(v) Pennzoil motor oil provides longer engine life or greater engine durability than any other leading motor oil.
This permanent injunction shall take effect on or before May 29, 1992. The Court shall retain jurisdiction for the purpose of enforcing or modifying this permanent injunction.
VII. SUPPLEMENTAL CLAIMS
Subsequent to trial, Castrol voluntarily withdrew its claim to relief under the New Jersey Consumer Fraud Act. Because of the Court's Lanham Act determination, it is not necessary to consider Castrol's common law unfair competition claim and the Court declines to do so. It will be dismissed without prejudice.
VIII. ATTORNEYS' FEES
Section 35(a) of the Lanham Act, 15 U.S.C. § 1117(a), provides: "The court in exceptional cases may award reasonable attorney fees to the prevailing party." A court has discretion to award attorneys' fees to the prevailing party in a Lanham Act case involving willful or bad faith conduct. Ferrero U.S.A., Inc. v. Ozak Trading, Inc., 952 F.2d 44 (3d Cir.1991); Alpo Petfoods, Inc. v. Ralston Purina Co., 913 F.2d 958, 971 (D.C.Cir.1990). The Senate Report of the Lanham Act stated that attorneys' fees should be awarded where the infringing acts "can be characterized as `malicious,' `fraudulent,' `deliberate,' or `willful.'" Ferrero at 47.

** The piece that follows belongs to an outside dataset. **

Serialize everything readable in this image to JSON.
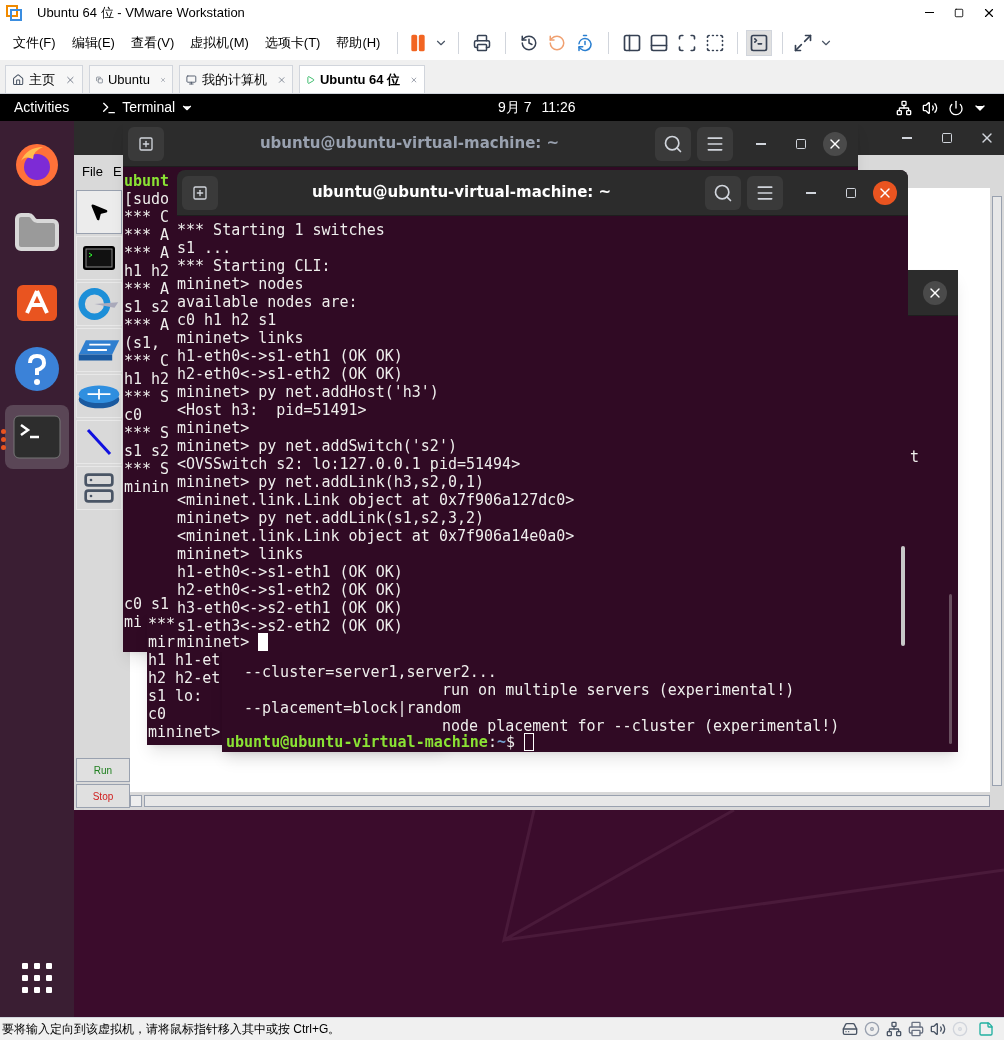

This Circuit requires that before a case qualifies as "exceptional," a district court must make a finding of culpable conduct on the part of the losing party, such as bad faith, fraud, malice, or knowing infringement. Id. at 47. The facts of this case do not lead to the inference that Pennzoil acted in a deliberate or willful manner.
Pennzoil did not engage in bad faith advertising merely because the Court found its claim to be meaningless by industry standards. Moreover, they produced expert testimony in support of their superiority claims as to engine wear and engine protection. Although the Court found this testimony unconvincing and rejected it, nonetheless it was a worthy effort which dispels any judicial consideration of bad faith, malice, fraud, or willfulness.
Accordingly, the Court finds that this case is not an exceptional case and will not award Castrol its attorneys' fees.
For the reasons expressed above, this Court finds that Pennzoil's advertising claims currently broadcast, published or disseminated, are literally false and in violation *442 of § 43(a) of the Lanham Act. They shall be permanently enjoined commencing on or before May 29, 1992. Castrol's pendent jurisdiction claims will be dismissed without prejudice, and Castrol's claim for compensatory and punitive damages, and award of attorneys' fees will be denied.
 ASTM D-3945 is promulgated by the American Society for Testing and Materials ("ASTM").
 Rheology is the description of the way that a fluid responds to stress. It concerns the flow of liquids. Viscosity and its study is a subset of Rheology. (Spikes Tr. at 1039).